The problem >>
Below are the records. Gather each line that holds "post".

Records drawn from a dataset >>
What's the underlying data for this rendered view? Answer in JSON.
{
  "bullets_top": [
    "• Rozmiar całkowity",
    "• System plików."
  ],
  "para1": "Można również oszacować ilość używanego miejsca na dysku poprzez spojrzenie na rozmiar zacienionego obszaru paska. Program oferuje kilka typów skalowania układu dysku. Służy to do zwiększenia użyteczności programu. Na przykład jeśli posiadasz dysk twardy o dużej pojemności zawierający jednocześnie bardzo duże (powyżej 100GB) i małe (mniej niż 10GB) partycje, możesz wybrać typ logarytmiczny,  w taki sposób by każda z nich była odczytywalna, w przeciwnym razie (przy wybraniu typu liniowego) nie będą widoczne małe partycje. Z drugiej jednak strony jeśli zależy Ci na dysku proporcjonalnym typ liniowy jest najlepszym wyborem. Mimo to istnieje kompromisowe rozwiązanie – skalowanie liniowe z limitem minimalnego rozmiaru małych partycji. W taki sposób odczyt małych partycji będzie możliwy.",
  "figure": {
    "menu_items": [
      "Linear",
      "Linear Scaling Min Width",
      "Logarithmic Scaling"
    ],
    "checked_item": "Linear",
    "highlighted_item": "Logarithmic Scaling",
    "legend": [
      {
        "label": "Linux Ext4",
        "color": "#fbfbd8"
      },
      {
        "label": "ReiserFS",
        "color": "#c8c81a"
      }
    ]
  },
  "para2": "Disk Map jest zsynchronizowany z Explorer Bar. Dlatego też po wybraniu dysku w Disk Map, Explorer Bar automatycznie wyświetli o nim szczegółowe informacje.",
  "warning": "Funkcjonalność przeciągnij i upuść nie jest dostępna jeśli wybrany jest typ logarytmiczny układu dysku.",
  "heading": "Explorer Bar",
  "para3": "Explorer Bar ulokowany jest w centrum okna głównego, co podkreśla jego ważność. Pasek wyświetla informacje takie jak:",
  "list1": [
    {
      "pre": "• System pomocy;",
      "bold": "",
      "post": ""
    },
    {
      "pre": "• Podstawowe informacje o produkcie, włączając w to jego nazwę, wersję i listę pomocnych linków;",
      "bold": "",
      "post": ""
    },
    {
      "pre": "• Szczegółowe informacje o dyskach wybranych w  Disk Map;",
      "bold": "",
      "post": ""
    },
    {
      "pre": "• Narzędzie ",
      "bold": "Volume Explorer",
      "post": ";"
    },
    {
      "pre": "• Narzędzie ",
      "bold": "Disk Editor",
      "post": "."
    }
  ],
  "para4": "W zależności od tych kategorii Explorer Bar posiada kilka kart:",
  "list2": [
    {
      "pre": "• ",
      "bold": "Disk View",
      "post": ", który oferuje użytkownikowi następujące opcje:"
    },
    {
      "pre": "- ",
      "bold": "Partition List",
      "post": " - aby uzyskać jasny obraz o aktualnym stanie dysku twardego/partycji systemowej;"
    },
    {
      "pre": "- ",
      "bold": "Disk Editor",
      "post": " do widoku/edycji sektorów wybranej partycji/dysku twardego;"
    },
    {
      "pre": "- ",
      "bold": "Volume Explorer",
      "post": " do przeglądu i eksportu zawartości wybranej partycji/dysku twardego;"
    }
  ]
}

Task solution >>
      "post": ""
      "post": ""
      "post": ""
      "post": ";"
      "post": "."
      "post": ", który oferuje użytkownikowi następujące opcje:"
      "post": " - aby uzyskać jasny obraz o aktualnym stanie dysku twardego/partycji systemowej;"
      "post": " do widoku/edycji sektorów wybranej partycji/dysku twardego;"
      "post": " do przeglądu i eksportu zawartości wybranej partycji/dysku twardego;"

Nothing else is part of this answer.